Some 70 countries asked for account information about 17,940 Facebook users during the first six months in 2013. The United States government made the most requests for information -- about 11,000 to 12,000 on between 20,000 and 21,000 Facebook accounts. India came in with the second most requests at 3,245; followed by the United Kingdom with 1,975; Germany with 1,886; and France with 1,547.In an FAQ, Facebook explains that governments make requests seeking account information in official investigations. The majority relate to criminal activity, such as robberies or kidnappings. Governments sometimes request basic subscriber information, such as name and length of service. Other requests may also seek IP address logs or actual account content. The company said it has strict guidelines to deal with government data requests.

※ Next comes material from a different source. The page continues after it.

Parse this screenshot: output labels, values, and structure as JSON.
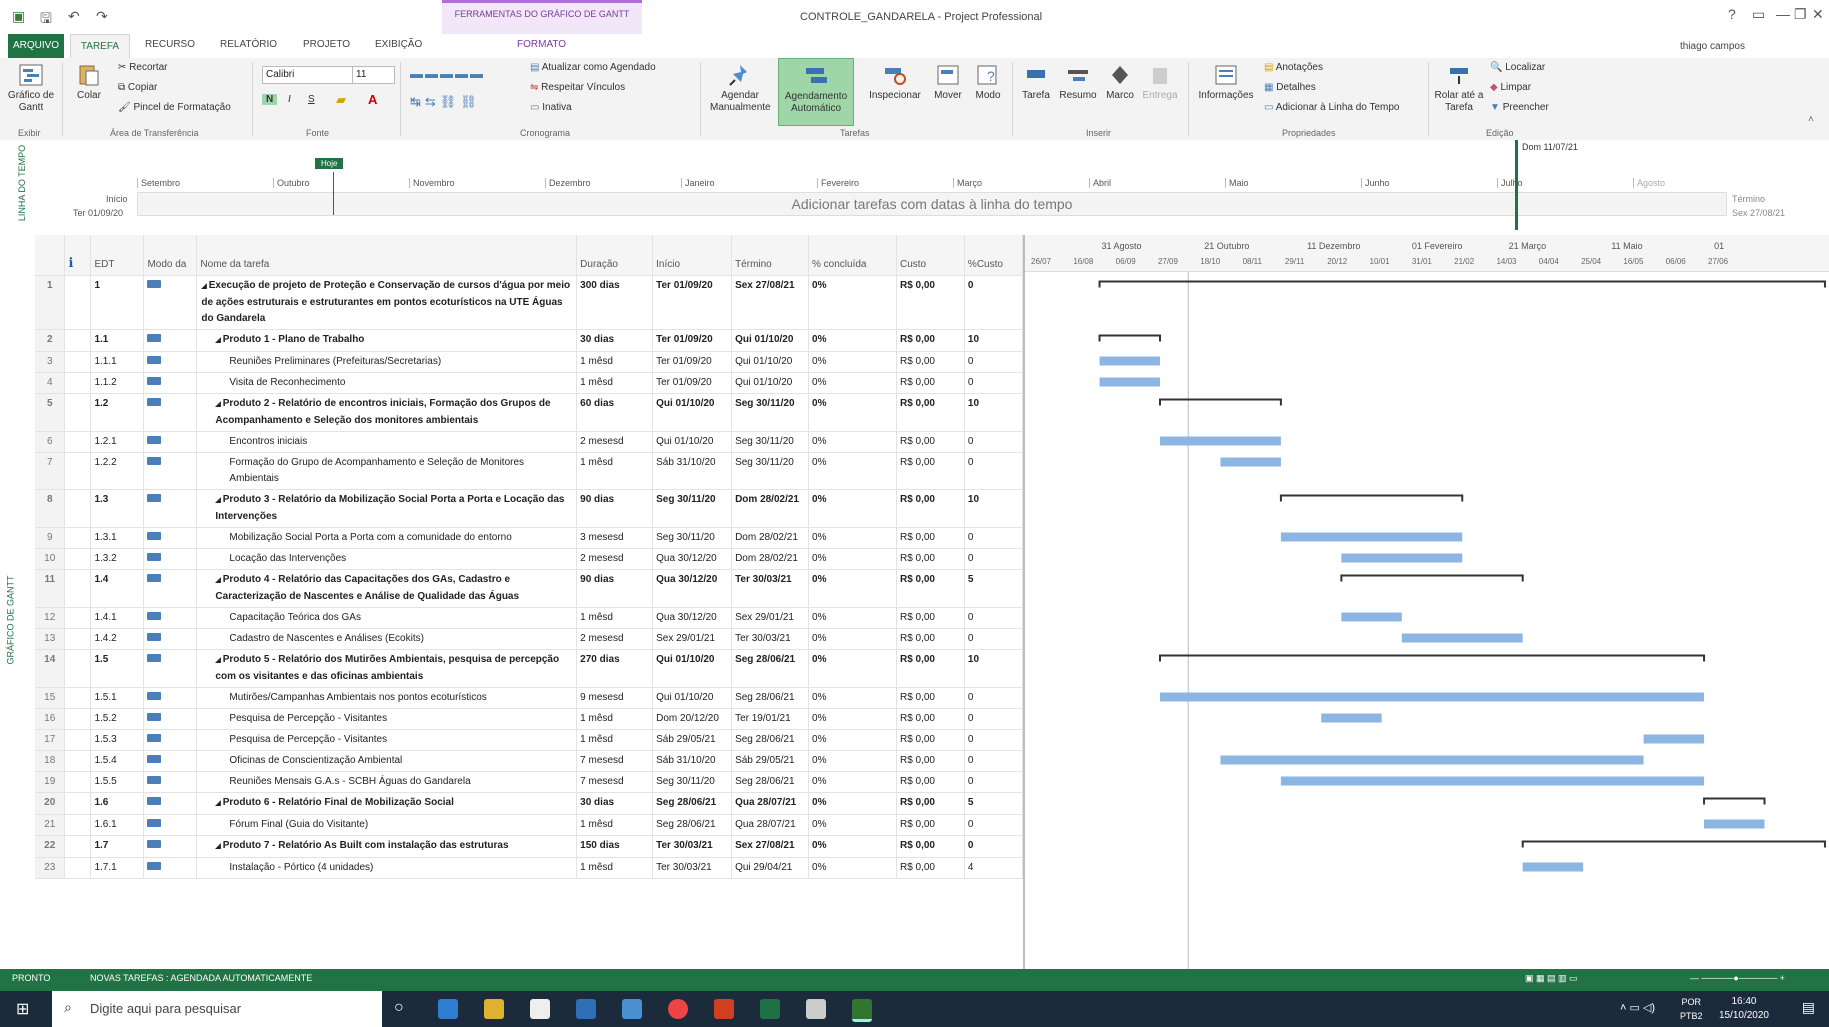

"Government transparency and public safety are not mutually exclusive ideals. Each can exist simultaneously in free and open societies, and they help make us stronger," Colin Stretch, Facebook general council, wrote in the blog post. He continued: "We strongly encourage all governments to provide greater transparency about their efforts aimed at keeping the public safe, and we will continue to be aggressive advocates for greater disclosure."